“What you consider gross—dead rats—I consider considerate gifts.” Jarod Kintz

I’m a person who always likes to bring the right gift so having dinner in foreign country at someone’s house always requires a bit of research for me.

To the Japanese, gift giving is a way of communicating respect, friendship, and appreciation. It is good to be ready for the gift giving ritual that has been deeply rooted in the Japanese culture for centuries. Everything should be beautifully wrapped and ripping open the paper is bad form. Downplay the importance of the gift. This is typical in all Asian cultures. Always present the gift with two hands.

Do not give wine as a hostess gift in Argentina because it is considered common. Champagne or hard liquor is fine. Don’t bring scissors or knives because that means you want to sever the relationship.

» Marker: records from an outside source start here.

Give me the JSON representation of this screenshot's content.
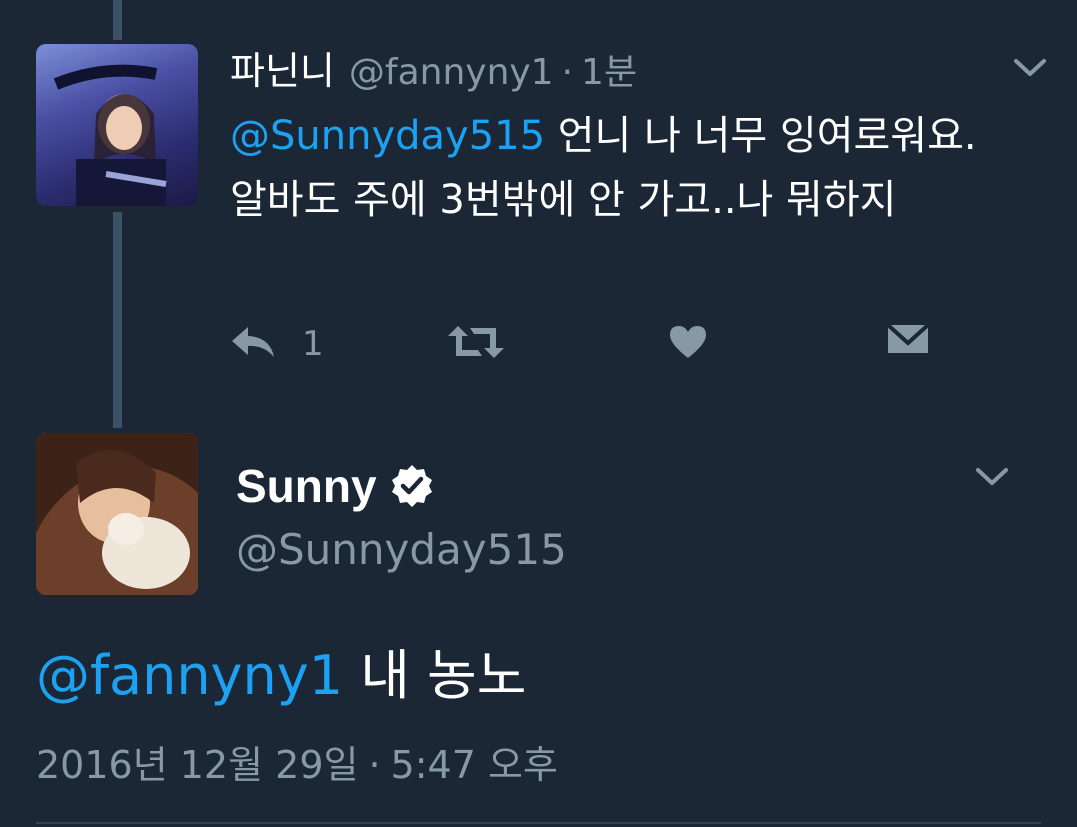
{
  "reply_tweet": {
    "display_name": "파닌니",
    "handle": "@fannyny1",
    "separator": "·",
    "time_ago": "1분",
    "mention": "@Sunnyday515",
    "text": " 언니 나 너무 잉여로워요. 알바도 주에 3번밖에 안 가고..나 뭐하지",
    "reply_count": "1",
    "icons": [
      "reply-icon",
      "retweet-icon",
      "heart-icon",
      "dm-icon",
      "chevron-down-icon"
    ]
  },
  "main_tweet": {
    "display_name": "Sunny",
    "verified": true,
    "handle": "@Sunnyday515",
    "mention": "@fannyny1",
    "text": " 내 농노",
    "date": "2016년 12월 29일",
    "separator": "·",
    "time": "5:47 오후"
  },
  "colors": {
    "background": "#1b2735",
    "mention": "#1da1f2",
    "muted": "#8899a6",
    "text": "#ffffff",
    "thread_line": "#3d5166"
  }
}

What can you bring to someone in China? They make everything there. First off gift giving is not easy. They don’t open their gifts in front of you and they refuse them several times. You have to be persistent but not pushy. It’s a delicate balance. Again no knives or scissors to break the relationship. I am missing something. When people in these countries get invited for dinner is the go to gift a pair of scissors? Why do they have even have to say that? Also no clocks or anything in sets of four. Four is an unlucky number in Chinese because it sounds like death. This is true in most Asian countries. Avoid white chrysanthemums because they are used at funerals.

In Malaysia pay attention to the Muslim culture. Avoid pork, knives, alcohol, and highly personal gifts. Present gifts in the right hand only. In Indian sections of Malaysia, avoid black and white colors. Instead, opt for yellow, red or green which symbolize happiness.

Israelis have a tendency to overdo gift giving and put a lot of thought into choice and presentation. If you are going to the home of Orthodox Jews or Muslim Arabs remember that the gifts must not violate any of their religious beliefs. Candy, flowers and gifts for the kids are always appreciated.

If you are invited to a Quechua home in the mountains of Peru, coca leaves are an acceptable gift. Coca leaves have always been present at all important moments of community life. Today, the history and traditional use of the coca leaf in Peru are a solid part of ethnic and national identity.

In Korea, generosity is a highly valued personal trait. Give expensive gifts if possible.

When invited to a home in Russia, bring something other than vodka. If you bring flowers only present them to a woman. Avoid yellow flowers (unless you picked them yourself in the countryside). White flowers should be given with caution. Same with red as they usually mean love. Fine chocolates are always appreciated.

In Italy, it is nice to bring cakes for coffee when invited to dinner. The cakes have to be of a special kind, bought in a pasticceria by weight. These delicious cakes are placed in intricate patterns on a golden paper tray and wrapped in paper nicely folded with carrying handles After opening the present the hosts and the other guests will take pains to point out which cakes, they each do not like. In the end the cakes are pushed aside in the assumption that nobody can eat another bite after having partaken of a full delicious meal.

You must bring a gift if you are invited to someone’s house in India. Chocolates or flowers is acceptable. Different flowers have different meanings in India so always check with the florist about what is a proper choice. When in doubt red roses usually work. If they have children (and many do) it is nice to bring something for them. If you are visiting during a festival always carry a box of sweets with you. Be cautious in giving leather as a gift. The cow is sacred in India and many Hindus are vegetarians.

In Ethiopia a traditional gift if you are visiting someone’s home is coffee. However a chicken from the market may be well appreciated. They cost anywhere from $5-12. The average weekly wage is around $25 a month in a government job. So a chicken is quite a gift. If they have room the family may keep it for eggs. If not then it will make the next meal. To transport them, just pick them up by their feet. When chickens are upside down they do not move or make noise. They are very easy to handle. See this is where they lose me, I feel bad to carry an upside-down chicken around.

Fly safe,

JAZ